Mailchimp's value proposition is that by becoming an authority over a chunk of distribution using their brand, anything they send carries a badge of trust since they promise it isn't malicious. Their e-mail templates are a nice bonus, but I don't think that's the only reason some people use them. That mailchimp origin server is a keycard through a bunch of gatekeepers propped up as sentries against spam.
In essence e-mail is totally decentralized and trust is exchanged amongst members of ad-hoc federation of parties with a vested interest of having non-spam email get through the internet on both receiving and sending ends.
Is there a way a blockchain would make this market-based emergent system more efficient?
I figured it was just spam similar to what this thread refers to because I only ever get crypto-related emails from it. If it wasn't for the more-premium-than-most domain I'd have already auto-spammed it
Edit: Naturally seconds after asking I find an email from Angel List saying 21.co rebranded to earn.com.
As it turns out I'd been added or at some point had added myself to an "Airdrop" list, which is a list of people interested in cryptocoins. Removed myself from that and unchecked "Receive emails for tasks below your contact price?" should finally stop getting emails about dodgy new cryptocoins. Successful rubber duck debugging
I don't know who's to blame - whether Mailchimp has tracking up the wazoo enabled by default and people need to be knowledgeable to turn it off, or if businesses just can't help themselves when offered analytic features, but it's pretty crazy how Mailchimp hosts enough of the email's content in cross-site tracking domains that sanitizing them leaves the mailouts empty.
When an advertising push looks like this you know they're using Mailchimp: https://i.imgur.com/Yv2QCv2.png
That "view this email in your browser" link even brings up a similarly blank webpage! That link is already tracked, by clicking on it they already know I've looked at the email and care enough to want to see it properly, but the web version is still woven whole out of cross-site tracking shenanigans that it's filtered out (e.g. https://developer.mozilla.org/en-US/Firefox/Privacy/Tracking...).
So was our past. How does cryptocurrency upset the balance of power that has caused centralisation to occur?
There have been scam after scam with cryptocurrencies, and despite every player experimenting with the blockchain concept, few results.
Cryptocurrencies have a very real cultural problem they need to overcome. This is a response to that cultural problem.
If Facebook works because we spend the most valuable asset we have to offer which is our finite human life, then what does that have to do with bitcoin? We spend our life and we spend our money, so if one platform is based on ad revenue from our attention and the other platform is based on revenue from our trading of goods, then there may be a parallel where everything has a value even if it is not as tangible as heavy, cold, dirty gold.

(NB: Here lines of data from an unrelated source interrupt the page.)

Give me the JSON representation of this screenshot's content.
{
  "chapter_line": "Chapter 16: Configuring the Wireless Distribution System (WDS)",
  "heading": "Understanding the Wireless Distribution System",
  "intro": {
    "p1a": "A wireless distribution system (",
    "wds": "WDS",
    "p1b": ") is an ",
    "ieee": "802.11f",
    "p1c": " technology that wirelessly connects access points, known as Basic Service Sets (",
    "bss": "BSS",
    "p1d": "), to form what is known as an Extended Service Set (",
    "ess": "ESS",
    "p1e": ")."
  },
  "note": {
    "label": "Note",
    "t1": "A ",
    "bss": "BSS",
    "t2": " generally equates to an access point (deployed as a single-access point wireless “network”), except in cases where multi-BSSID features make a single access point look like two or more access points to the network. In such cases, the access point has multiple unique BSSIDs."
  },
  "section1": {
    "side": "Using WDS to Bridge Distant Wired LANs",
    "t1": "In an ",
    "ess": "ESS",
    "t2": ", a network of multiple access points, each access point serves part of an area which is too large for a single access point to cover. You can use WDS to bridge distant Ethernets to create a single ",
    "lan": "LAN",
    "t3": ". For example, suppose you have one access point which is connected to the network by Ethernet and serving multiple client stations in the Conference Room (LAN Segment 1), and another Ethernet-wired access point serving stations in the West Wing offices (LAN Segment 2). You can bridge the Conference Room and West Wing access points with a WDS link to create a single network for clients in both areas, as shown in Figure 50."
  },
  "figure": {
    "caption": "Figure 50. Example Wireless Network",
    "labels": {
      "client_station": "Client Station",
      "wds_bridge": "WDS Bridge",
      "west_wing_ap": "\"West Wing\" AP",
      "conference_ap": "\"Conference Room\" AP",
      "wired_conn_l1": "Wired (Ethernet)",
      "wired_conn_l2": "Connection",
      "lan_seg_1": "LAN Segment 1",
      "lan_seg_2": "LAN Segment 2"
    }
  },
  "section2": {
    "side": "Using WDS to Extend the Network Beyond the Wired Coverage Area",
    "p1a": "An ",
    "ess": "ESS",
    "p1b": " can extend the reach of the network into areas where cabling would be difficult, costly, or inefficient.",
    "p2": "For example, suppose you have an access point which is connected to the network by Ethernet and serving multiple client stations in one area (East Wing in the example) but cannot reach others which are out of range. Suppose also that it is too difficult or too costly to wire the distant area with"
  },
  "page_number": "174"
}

Whether a "social" network or a "store of value" network, both of these examples exist because we are obsessed with being connected to one another. One could say that a big difference is that Bitcoin nodes don't usually share baby pics and Facebook posts don't usually parody wire transfers, but really both could easily do both.
At their guts, Facebook and Bitcoin are based on normal computers that have the knowledge and power to create streams of data from me to you. So, do we need a third party or can we handle it ourselves?
Disclaimer: I have some of my ETH in cryptokitties https://www.cryptokitties.co/ which is a crypto platform for trading kitten pics on the Ethereum network with an exact fiat currency equivalent. I can wire transfer you my kitten within minutes, value and all, but I won't. She's too cute.
"the other crypto bans (Facebook ads [...] etc.) remind me of [...] old regimes afraid of [...] competition that aims to remove/replace them"
Cryptocurrencies will not replace social networks.